Speaking to SMSF Adviser, Mr Burgess noted the Pope v FC of T case involved a family trust that owed some distributions to a taxpayer, but the trust was unable to pay the distributions.
The taxpayer wrote off the amount that was owed, Mr Burgess said, and then tried to claim the amount written off as a tax deduction.
The deduction was denied because the tax department said it was a loan rather than an unpaid present entitlement.
“This was not an SMSF case … but I think it’s a timely reminder to SMSFs that own units in related trusts. They need to ensure the SMSF is receiving distributions owed to the SMSF in a timely manner,” Mr Burgess said.
The definition of "loan" in the SIS Act is “very broad” and includes any form of financial accommodation.
“So it’s open to the ATO commissioner, where there are unpaid distribution for an extended period of time, to call that a loan,” Mr Burgess said.
This has implications for SMSFs that may invest in related trusts which comply with regulation 13.22C, with one of the requirements of those trusts being they cannot have any borrowings, he said.
“So this would result in those units being classified as the in-house assets of the SMSF, which can lead to breach situations and a $10,200 admin penalty under the new penalty regime,” Mr Burgess said.

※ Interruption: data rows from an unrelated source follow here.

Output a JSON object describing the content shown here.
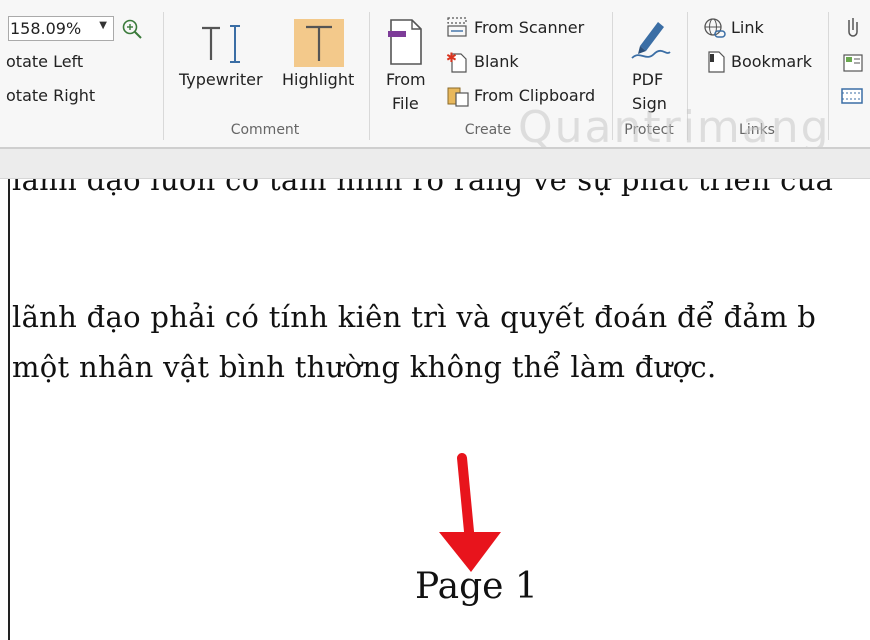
{
  "colors": {
    "highlight_bg": "#f3c98b",
    "arrow": "#e8141c",
    "accent_blue": "#3b6ea5",
    "accent_purple": "#7d3c98"
  },
  "ribbon": {
    "zoom_value": "158.09%",
    "rotate_left": "otate Left",
    "rotate_right": "otate Right",
    "typewriter": "Typewriter",
    "highlight": "Highlight",
    "comment_group": "Comment",
    "from_file_line1": "From",
    "from_file_line2": "File",
    "from_scanner": "From Scanner",
    "blank": "Blank",
    "from_clipboard": "From Clipboard",
    "create_group": "Create",
    "pdf_sign_line1": "PDF",
    "pdf_sign_line2": "Sign",
    "protect_group": "Protect",
    "link": "Link",
    "bookmark": "Bookmark",
    "links_group": "Links"
  },
  "document": {
    "line1": "lãnh đạo luôn có tầm nhìn rõ ràng về sự phát triển của",
    "line2": "lãnh đạo phải có tính kiên trì và quyết đoán để đảm b",
    "line3": "một nhân vật bình thường không thể làm được.",
    "page_label": "Page 1"
  },
  "watermark": "Quantrimang"
}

“The other issue here is once the related trust has breached the requirement of SIS regulation 13.22C, it can never be a 13.22C trust again, meaning the trust would need to be unwound,” he added.
Peter Burgess will be speaking at the 8th Annual SMSF Adviser Strategy Day. For more information, please click here.